Generalized Formulation

åcijxij

Min

(i,j)ÎA

åxij- ågjixji = bi, "iÎ N

s.t.

(i,j)ÎFS(i)

(j,i)ÎRS(i)

lij £ xij£ uij, " (i,j)ÎA

Note that if gij =1 " (i,j) ÎA, then we obtain the “pure” model

Currency

exchange

Gain = 1.78

Swiss

US

francs

\$

15% return

on investment

Gain = 1.15

Year 2

Year 1

Gains and Losses
• Might experience 5% spoilage of a perishable good during transportation on a particular arc.
• gij= 0.95 for the associated arc (i,j).
• In production of manufacturing formulations we might incur losses due to production defects.
• In financial examples we can have gains due to currency exchange or gains due to returns on investments.
Pure Network Problems vs. General Network Problems

If bi, lij and uijare integer-valued then all extreme points of the feasible region for a pure network flow problem give integer values for xij.

Fact:

(Same cannot be said for generalized network models.)

This integer property means that if we use the simplex method to solve a pure network flow problem then we are guaranteed that xij will be integer at optimality.

This is critical when we formulate the assignment, shortest path problems, and other network problems.

Special cases of the pure min-cost flow model:

• Transportation problem
• Assignment problem
• Shortest path problem
• Maximum flow problem
Checking for Arbitrage Opportunities

US \$

Yen(100)

CHF

D-Mark

Brit £

US \$

1

1

1.05

1.45

1.72

.68

Yen(100)

2

.95

1

1.41

1.64

.64

3

CHF

.69

.71

1

1.14

.48

4

D-Mark

.58

.61

1

.39

0.88

Brit £

5

1.50

1.56

2.08

2.08

1

• The table is to be read as follows:
• The 1.45 in row 1 column 3 means that \$1 US will purchase 1.45 Swiss Francs (CHF).
• In addition, there is a 1% fee that is charged on each exchange.
Arbitrage Network: Generalized Min-Cost Flow Problem

Arc costs:

cij = \$ equivalent

(first column of table)

For example:

c12 = 1.05, c35 = 0.48

[-1]

US \$

1

Yen

5

Brit £

2

4

D-Mark

3

CHF

g12 = (1.05)(0.99)

g35 = (0.48)(0.99)

Each arc has a gain of gij.
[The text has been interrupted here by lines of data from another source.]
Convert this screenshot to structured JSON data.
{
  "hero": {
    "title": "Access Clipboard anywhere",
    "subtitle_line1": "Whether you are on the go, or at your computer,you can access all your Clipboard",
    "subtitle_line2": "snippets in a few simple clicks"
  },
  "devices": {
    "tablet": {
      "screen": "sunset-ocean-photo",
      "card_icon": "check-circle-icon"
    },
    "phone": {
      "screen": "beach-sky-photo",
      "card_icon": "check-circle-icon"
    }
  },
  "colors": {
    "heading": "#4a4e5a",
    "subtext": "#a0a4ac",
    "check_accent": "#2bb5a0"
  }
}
For example,

Solution to Arbitrage Network

US \$

Arc gains in

optimal cycle:

1

0.674

g54 = 2.535

g43 = 0.871

g35 = 0.475

Brit £

5

30.473

13.801

3

CHF

Total cycle gain:

= 1.0488

= 4.88%

4

34.986

D-Mark

Note (£  \$):

g51 = 1.485

Start with 13.801 £  34.986 D-Mark  30.473 CHF  14.475 £

Remove 0.674 £  \$1 leaving 13.801 £

What You Should Known About General Network Flow Problems
• How to view flow on an arch with a gain or loss.
• How to formulate a general network flow problem as a linear program.
• What the implications are for a network flow problem with gains.
• How to solve general network flow problems using the Excel add-ins.